The response must be a precise copy of the records that follow.

*** MATERIAL SUPPLIED Section Begins ***

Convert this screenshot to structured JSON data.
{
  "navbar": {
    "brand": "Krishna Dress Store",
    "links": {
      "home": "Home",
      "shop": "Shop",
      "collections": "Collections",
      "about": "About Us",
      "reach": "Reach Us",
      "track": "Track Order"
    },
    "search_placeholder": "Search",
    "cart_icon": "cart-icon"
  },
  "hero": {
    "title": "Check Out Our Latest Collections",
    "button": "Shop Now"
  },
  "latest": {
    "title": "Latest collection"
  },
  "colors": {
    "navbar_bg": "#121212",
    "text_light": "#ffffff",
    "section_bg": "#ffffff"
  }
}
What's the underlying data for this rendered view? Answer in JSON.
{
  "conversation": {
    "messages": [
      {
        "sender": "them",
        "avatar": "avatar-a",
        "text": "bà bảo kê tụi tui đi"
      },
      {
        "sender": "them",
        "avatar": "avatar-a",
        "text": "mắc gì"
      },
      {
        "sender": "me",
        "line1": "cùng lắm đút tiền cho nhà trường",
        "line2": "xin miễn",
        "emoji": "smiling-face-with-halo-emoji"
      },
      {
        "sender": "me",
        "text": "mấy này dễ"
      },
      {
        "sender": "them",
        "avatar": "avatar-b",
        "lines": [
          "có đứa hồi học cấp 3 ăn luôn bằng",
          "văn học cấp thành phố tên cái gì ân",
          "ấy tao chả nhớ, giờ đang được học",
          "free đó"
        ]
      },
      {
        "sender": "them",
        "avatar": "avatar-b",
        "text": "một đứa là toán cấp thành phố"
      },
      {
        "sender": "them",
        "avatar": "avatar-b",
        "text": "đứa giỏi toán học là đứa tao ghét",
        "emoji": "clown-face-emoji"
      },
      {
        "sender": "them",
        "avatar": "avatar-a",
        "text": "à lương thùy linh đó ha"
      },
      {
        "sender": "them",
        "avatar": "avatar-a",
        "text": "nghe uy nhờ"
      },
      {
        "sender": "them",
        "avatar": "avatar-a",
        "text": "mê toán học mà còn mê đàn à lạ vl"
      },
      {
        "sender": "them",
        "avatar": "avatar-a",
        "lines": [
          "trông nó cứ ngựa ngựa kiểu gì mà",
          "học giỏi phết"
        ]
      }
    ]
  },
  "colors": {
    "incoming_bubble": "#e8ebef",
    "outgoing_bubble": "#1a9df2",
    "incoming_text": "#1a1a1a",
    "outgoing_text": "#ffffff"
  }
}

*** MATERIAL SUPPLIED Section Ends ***

RESPONSE BELOW
Convert this screenshot to structured JSON data.
{
  "navbar": {
    "brand": "Krishna Dress Store",
    "links": {
      "home": "Home",
      "shop": "Shop",
      "collections": "Collections",
      "about": "About Us",
      "reach": "Reach Us",
      "track": "Track Order"
    },
    "search_placeholder": "Search",
    "cart_icon": "cart-icon"
  },
  "hero": {
    "title": "Check Out Our Latest Collections",
    "button": "Shop Now"
  },
  "latest": {
    "title": "Latest collection"
  },
  "colors": {
    "navbar_bg": "#121212",
    "text_light": "#ffffff",
    "section_bg": "#ffffff"
  }
}
What's the underlying data for this rendered view? Answer in JSON.
{
  "conversation": {
    "messages": [
      {
        "sender": "them",
        "avatar": "avatar-a",
        "text": "bà bảo kê tụi tui đi"
      },
      {
        "sender": "them",
        "avatar": "avatar-a",
        "text": "mắc gì"
      },
      {
        "sender": "me",
        "line1": "cùng lắm đút tiền cho nhà trường",
        "line2": "xin miễn",
        "emoji": "smiling-face-with-halo-emoji"
      },
      {
        "sender": "me",
        "text": "mấy này dễ"
      },
      {
        "sender": "them",
        "avatar": "avatar-b",
        "lines": [
          "có đứa hồi học cấp 3 ăn luôn bằng",
          "văn học cấp thành phố tên cái gì ân",
          "ấy tao chả nhớ, giờ đang được học",
          "free đó"
        ]
      },
      {
        "sender": "them",
        "avatar": "avatar-b",
        "text": "một đứa là toán cấp thành phố"
      },
      {
        "sender": "them",
        "avatar": "avatar-b",
        "text": "đứa giỏi toán học là đứa tao ghét",
        "emoji": "clown-face-emoji"
      },
      {
        "sender": "them",
        "avatar": "avatar-a",
        "text": "à lương thùy linh đó ha"
      },
      {
        "sender": "them",
        "avatar": "avatar-a",
        "text": "nghe uy nhờ"
      },
      {
        "sender": "them",
        "avatar": "avatar-a",
        "text": "mê toán học mà còn mê đàn à lạ vl"
      },
      {
        "sender": "them",
        "avatar": "avatar-a",
        "lines": [
          "trông nó cứ ngựa ngựa kiểu gì mà",
          "học giỏi phết"
        ]
      }
    ]
  },
  "colors": {
    "incoming_bubble": "#e8ebef",
    "outgoing_bubble": "#1a9df2",
    "incoming_text": "#1a1a1a",
    "outgoing_text": "#ffffff"
  }
}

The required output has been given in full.